## The problem
Retype the tail of the data exactly, starting at the line containing "Transcribe this image's" and stopping at the last line.

___ Data to process ___

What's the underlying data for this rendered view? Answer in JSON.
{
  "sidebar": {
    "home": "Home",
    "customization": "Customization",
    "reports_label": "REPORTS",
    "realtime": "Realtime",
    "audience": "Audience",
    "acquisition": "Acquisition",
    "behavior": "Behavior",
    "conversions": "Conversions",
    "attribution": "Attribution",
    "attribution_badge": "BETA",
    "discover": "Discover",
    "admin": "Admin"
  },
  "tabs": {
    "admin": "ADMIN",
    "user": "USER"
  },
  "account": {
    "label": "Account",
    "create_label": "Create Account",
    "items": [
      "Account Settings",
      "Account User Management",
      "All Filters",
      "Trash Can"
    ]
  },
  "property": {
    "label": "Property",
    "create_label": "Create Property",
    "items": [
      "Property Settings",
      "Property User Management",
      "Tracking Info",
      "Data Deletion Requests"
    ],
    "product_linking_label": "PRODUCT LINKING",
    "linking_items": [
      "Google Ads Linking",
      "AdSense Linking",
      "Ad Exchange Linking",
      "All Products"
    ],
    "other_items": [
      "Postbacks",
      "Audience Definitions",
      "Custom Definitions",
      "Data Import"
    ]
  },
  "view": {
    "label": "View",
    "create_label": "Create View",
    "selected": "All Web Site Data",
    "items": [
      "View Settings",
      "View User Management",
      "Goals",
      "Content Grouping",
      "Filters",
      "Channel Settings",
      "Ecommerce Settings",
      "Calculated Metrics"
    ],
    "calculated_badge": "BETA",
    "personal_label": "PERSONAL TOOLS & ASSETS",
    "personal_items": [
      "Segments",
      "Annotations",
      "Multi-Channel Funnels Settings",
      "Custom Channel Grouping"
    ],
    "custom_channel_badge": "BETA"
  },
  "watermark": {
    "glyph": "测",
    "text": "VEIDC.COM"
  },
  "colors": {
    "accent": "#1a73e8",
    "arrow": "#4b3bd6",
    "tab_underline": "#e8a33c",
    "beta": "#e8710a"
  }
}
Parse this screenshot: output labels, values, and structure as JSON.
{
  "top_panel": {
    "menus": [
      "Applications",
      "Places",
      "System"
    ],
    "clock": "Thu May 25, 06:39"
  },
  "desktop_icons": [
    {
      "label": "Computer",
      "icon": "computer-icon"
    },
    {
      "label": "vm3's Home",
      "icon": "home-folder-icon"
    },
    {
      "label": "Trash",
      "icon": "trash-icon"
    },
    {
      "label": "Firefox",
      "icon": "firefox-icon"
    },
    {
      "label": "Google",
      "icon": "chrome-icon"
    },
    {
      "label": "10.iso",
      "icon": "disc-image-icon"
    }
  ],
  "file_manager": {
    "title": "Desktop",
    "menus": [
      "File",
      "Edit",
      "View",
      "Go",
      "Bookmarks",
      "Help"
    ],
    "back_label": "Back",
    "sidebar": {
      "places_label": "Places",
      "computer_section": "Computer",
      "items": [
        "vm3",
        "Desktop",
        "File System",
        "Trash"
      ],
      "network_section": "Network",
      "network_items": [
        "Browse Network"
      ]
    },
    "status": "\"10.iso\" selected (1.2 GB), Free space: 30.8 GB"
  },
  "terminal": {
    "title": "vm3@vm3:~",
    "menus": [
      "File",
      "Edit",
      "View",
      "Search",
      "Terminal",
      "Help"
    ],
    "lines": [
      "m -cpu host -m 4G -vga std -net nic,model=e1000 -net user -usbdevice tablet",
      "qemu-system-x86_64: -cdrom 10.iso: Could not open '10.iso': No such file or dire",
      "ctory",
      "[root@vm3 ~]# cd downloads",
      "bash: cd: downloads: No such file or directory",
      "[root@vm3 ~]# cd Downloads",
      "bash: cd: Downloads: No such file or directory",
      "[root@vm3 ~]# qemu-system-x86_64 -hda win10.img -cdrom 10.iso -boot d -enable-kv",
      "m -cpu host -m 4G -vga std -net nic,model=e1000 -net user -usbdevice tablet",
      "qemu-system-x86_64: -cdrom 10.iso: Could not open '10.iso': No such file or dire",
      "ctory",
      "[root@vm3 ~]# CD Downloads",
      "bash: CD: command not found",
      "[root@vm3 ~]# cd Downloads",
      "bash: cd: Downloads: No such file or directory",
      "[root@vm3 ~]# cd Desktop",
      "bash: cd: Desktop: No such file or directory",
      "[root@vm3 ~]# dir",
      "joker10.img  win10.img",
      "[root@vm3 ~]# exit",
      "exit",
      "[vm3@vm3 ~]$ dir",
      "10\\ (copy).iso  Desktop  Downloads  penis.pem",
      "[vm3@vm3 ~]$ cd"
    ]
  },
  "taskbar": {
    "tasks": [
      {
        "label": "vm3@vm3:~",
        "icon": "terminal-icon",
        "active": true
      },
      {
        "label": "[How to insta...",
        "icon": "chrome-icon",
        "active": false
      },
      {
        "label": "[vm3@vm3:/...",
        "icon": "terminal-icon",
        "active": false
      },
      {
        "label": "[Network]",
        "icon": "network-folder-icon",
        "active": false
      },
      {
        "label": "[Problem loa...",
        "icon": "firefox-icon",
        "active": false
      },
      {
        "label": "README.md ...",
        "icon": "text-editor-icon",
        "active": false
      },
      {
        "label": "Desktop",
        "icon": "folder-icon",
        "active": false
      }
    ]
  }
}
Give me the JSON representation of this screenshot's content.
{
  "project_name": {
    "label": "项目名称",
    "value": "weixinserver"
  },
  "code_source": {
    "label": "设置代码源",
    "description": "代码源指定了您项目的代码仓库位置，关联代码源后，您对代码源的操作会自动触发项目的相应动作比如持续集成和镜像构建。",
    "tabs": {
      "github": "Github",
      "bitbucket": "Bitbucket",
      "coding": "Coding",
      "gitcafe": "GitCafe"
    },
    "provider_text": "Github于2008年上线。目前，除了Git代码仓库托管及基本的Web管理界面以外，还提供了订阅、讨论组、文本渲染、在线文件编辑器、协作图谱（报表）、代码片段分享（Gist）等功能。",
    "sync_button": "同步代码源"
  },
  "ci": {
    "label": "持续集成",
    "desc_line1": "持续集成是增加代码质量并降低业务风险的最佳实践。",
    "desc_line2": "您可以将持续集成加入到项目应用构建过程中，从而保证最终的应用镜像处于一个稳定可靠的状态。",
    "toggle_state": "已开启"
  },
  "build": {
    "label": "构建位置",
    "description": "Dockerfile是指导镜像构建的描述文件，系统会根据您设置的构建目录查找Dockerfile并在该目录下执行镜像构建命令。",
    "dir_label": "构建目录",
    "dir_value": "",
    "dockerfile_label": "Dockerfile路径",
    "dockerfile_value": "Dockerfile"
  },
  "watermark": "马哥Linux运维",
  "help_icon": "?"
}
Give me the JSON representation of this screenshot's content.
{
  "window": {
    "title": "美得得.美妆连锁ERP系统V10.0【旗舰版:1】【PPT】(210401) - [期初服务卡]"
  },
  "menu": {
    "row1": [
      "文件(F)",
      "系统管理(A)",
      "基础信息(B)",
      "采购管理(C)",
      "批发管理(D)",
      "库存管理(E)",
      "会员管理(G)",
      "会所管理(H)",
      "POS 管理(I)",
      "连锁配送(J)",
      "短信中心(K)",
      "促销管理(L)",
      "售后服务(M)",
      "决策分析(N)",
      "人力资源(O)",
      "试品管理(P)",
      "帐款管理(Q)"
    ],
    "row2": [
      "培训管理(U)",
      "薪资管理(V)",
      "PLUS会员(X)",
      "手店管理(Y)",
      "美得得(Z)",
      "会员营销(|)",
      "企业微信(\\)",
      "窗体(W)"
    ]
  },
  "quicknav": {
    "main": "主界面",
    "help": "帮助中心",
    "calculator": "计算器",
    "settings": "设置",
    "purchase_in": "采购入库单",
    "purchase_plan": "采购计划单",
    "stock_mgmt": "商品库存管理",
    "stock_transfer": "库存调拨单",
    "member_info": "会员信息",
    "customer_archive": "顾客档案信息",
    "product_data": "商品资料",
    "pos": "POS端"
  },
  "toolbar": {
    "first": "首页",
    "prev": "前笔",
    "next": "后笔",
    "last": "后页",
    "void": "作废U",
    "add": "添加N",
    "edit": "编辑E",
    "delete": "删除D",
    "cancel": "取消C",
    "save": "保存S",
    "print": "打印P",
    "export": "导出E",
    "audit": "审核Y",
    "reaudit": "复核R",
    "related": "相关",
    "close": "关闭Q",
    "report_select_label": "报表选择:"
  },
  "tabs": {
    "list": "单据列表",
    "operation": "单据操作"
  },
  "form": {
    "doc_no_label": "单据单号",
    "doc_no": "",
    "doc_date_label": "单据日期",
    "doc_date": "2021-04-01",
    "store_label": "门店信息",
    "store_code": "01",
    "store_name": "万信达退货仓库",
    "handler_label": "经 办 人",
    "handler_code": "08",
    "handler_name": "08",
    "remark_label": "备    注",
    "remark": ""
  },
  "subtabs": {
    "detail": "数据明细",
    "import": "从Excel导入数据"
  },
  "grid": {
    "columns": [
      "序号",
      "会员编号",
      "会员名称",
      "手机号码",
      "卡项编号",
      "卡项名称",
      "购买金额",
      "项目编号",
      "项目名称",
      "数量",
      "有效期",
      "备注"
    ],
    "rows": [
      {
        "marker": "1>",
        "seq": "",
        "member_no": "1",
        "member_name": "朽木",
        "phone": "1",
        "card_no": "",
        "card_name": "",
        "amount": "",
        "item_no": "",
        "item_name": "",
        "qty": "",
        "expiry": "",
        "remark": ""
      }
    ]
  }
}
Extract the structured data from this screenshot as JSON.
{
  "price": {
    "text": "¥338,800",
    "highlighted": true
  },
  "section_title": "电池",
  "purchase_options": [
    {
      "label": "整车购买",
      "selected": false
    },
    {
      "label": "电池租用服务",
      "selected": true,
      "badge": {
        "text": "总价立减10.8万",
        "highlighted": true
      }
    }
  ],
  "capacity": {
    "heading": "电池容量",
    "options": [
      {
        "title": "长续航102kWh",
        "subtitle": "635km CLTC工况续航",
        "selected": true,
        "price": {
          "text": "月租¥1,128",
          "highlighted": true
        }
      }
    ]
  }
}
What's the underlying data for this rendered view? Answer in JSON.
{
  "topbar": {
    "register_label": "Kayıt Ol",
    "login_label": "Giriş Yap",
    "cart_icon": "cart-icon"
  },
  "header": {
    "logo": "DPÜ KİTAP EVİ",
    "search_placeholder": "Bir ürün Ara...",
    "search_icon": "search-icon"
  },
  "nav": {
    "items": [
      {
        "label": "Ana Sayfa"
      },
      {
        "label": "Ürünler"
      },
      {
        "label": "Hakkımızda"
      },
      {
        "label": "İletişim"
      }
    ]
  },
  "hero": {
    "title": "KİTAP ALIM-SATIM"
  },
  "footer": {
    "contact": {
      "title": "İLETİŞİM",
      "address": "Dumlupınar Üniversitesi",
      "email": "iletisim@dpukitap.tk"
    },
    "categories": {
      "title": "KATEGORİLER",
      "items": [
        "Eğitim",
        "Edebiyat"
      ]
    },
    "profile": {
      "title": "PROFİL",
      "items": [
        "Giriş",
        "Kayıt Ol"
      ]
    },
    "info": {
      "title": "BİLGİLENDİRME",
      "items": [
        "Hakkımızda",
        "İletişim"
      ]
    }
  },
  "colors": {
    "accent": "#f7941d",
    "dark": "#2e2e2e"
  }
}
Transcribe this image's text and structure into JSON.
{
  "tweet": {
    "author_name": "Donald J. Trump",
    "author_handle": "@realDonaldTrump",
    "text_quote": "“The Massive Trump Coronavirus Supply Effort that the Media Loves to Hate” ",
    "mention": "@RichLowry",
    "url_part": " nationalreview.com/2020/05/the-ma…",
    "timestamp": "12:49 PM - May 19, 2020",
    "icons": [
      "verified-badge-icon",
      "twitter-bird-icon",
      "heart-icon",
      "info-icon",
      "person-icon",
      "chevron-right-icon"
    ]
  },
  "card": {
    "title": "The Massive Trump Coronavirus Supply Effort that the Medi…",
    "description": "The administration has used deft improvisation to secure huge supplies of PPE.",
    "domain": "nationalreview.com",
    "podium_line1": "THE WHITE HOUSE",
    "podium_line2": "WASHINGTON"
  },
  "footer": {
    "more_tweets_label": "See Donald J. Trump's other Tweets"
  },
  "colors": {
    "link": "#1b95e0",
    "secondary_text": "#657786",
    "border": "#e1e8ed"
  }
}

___

## Exercise response
Transcribe this image's text and structure into JSON.
{
  "tweet": {
    "author_name": "Donald J. Trump",
    "author_handle": "@realDonaldTrump",
    "text_quote": "“The Massive Trump Coronavirus Supply Effort that the Media Loves to Hate” ",
    "mention": "@RichLowry",
    "url_part": " nationalreview.com/2020/05/the-ma…",
    "timestamp": "12:49 PM - May 19, 2020",
    "icons": [
      "verified-badge-icon",
      "twitter-bird-icon",
      "heart-icon",
      "info-icon",
      "person-icon",
      "chevron-right-icon"
    ]
  },
  "card": {
    "title": "The Massive Trump Coronavirus Supply Effort that the Medi…",
    "description": "The administration has used deft improvisation to secure huge supplies of PPE.",
    "domain": "nationalreview.com",
    "podium_line1": "THE WHITE HOUSE",
    "podium_line2": "WASHINGTON"
  },
  "footer": {
    "more_tweets_label": "See Donald J. Trump's other Tweets"
  },
  "colors": {
    "link": "#1b95e0",
    "secondary_text": "#657786",
    "border": "#e1e8ed"
  }
}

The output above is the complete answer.